Yes, there’s the 80/20 Principle to consider here, and it plays out a little differently for everyone. Some folks stay pretty much fully Primal throughout the year but make their exceptions on special occasions like holidays and other celebrations. The thinking here is, “It’s only one day. I’ll have my stuffing and then go back to normal life the next day. No biggie.” Although I’m not advocating inhaling the Thanksgiving pie all by yourself, I understand the sense of making a moderate concession for the holiday. Every once in a while I’ll take that approach myself. Chalk it up to convenience or nostalgia, but Thanksgiving does only come once a year.

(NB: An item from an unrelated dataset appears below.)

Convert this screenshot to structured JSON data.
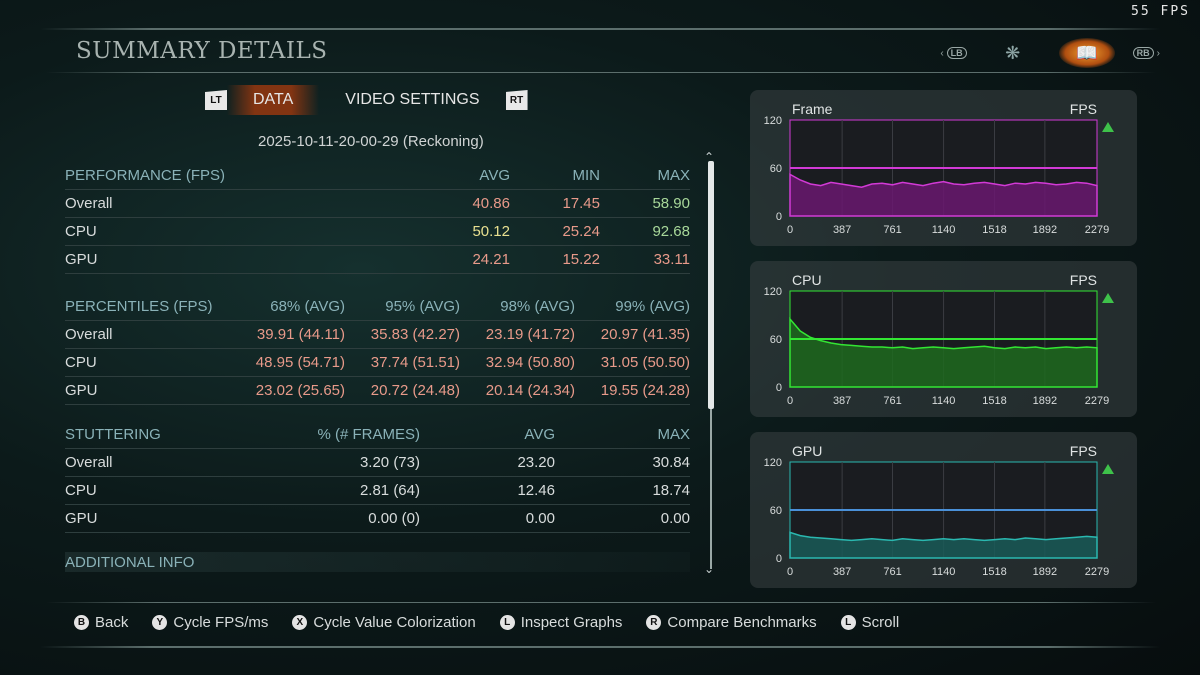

Your family may have very meaningful traditions that you enjoy participating in, or you might just reserve a special place in your heart/stomach for a certain annual dish. Some folks will even consider the day a strategic carb-refeeding opportunity. My suggestion is to gauge where you’re at in your Primal journey. Beginners or those interested in weight loss might have a harder time traversing the route of moderation. After all, you don’t want a momentary compromise to derail your progress. However, if you feel you can enjoy it and then return to your Primal track the next day none the worse for the wear, go ahead and partake.

The “Stickin’ to Your Guns” Approach

Of all the days in the year, this can be the most difficult to navigate. Particularly if you’re spending the day with family or cooking with a non-Primal partner, your commitment can get some blowback even if it’s “tolerated” the rest of the year. Rest assured: you’re not a stick in the mud or a killjoy. It’s entirely your right to eat the way you want to on Thanksgiving just like it is every other day. You might choose to explain your reasoning (once again), or you might just try to lay low and avoid the subject for the day. (Comments/anecdotes, anyone?) In the interest of keeping peace and harmony, however, there are plenty of ways to politely turn down the un-Primal fare on the table.

The truth is, there are plenty of ways to make your holiday fully Primal – or any degree between. Whether you’re hosting or visiting, I invite you to look back at our most popular Thanksgiving recipes. They’ll truly an indulgent way to stay on track this holiday, and they’re proof once again that eating Primal doesn’t mean sacrificing taste.

Mark Sisson

As long as it’s diet……

•August 25, 2010 • Leave a Comment

For all of you that love soda, yes diet soda too.